Thursday, August 14th, 2014

Why do some landowners embrace sustainability and conservation in their environs while others ignore these concepts altogether? This was one of the main questions Michael Quartuch explored in his doctoral research at UMaine’s Sustainability Solutions Initiative (SSI).

It’s a complex query. As part of SSI’s People, Landscape and Communities team (PLACE), Quartuch, a recent Ph.D. graduate of SSI and UMaine’s School of Forest Resources, wanted to know what lurked beneath the surface of land use decision-making.

“At a broad level, my research focused on understanding and predicting the ways in which humans interact with and shape the surrounding environment. I was very interested in identifying why people are motivated to act sustainably. Specifically, I wanted to explore whether and to what degree landowner stewardship ethics influence individual land use decisions. Similarly, I wanted to test the role landowner place attachment and sense of community play in terms of influencing behavior,” Quartuch said.

Led by associate professors Kathleen Bell and Jessica Leahy, the PLACE team studied small landowners in Maine to develop solutions on key fronts. The team surveyed landowners in an effort to better understand their concerns, attitudes and behaviors. The responses are helping the team to identify outputs of interest to landowners and key stakeholders who frequently interact with them, including local businesses and local and state governments.

“The ability to tap into landowners’ moral and ethical connections with their land, including sense of place and community, has the potential to influence attitudes and behavior. Research findings suggest that landowners feel real responsibility for their property, a sense of stewardship that is evident in both their environmental attitude and their perception of their ability to act on these beliefs,” Quartuch said. “With this information in hand, we can deviate from traditional outreach and education efforts, concentrating on future conservation and sustainable development initiatives.”

Quartuch, a native of Bethlehem, Pennsylvania, has accepted a postdoctoral research associate position at Cornell University in the Department of Natural Resources, Human Dimensions Research Unit.
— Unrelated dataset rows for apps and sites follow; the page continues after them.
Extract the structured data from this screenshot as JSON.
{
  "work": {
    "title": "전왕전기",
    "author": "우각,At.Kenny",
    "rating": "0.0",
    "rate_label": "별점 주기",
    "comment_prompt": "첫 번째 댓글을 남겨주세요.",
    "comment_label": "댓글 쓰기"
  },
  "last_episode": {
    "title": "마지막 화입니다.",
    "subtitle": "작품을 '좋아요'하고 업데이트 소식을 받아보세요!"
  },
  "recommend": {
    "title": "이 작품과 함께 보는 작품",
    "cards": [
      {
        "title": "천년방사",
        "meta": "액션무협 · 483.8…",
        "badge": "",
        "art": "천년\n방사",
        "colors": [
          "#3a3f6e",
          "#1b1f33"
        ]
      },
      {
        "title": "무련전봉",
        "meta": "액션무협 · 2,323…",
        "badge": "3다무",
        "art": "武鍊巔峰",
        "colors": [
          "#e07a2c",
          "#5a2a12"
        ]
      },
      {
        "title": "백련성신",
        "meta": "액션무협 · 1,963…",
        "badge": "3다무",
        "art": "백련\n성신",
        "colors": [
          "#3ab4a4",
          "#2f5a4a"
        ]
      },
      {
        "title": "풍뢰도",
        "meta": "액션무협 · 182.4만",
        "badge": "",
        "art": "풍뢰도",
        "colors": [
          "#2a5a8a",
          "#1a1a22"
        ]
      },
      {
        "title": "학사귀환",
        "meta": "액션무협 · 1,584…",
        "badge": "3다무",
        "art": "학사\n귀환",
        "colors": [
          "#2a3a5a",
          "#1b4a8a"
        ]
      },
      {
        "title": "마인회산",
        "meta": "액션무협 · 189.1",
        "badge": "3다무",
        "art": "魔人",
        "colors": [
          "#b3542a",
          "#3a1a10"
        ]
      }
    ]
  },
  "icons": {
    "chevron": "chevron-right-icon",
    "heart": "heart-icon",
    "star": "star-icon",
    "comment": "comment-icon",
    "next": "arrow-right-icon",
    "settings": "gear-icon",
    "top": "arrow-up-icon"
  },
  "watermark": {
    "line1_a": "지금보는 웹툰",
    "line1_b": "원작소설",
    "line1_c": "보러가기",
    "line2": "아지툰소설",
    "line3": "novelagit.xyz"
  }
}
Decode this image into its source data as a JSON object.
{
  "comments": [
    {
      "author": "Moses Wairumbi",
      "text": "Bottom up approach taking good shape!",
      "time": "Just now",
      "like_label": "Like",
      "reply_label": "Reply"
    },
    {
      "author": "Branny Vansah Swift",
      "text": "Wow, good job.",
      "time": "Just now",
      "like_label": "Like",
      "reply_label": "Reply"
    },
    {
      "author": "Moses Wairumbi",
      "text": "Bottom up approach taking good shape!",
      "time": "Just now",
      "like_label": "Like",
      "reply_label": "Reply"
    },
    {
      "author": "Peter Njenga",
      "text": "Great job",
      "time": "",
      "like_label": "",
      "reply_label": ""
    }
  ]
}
Quartuch’s research will focus on a variety of social aspects associated with wildlife management and conservation.

Supported by National Science Foundation award EPS-0904155 to Maine EPSCoR at the University of Maine.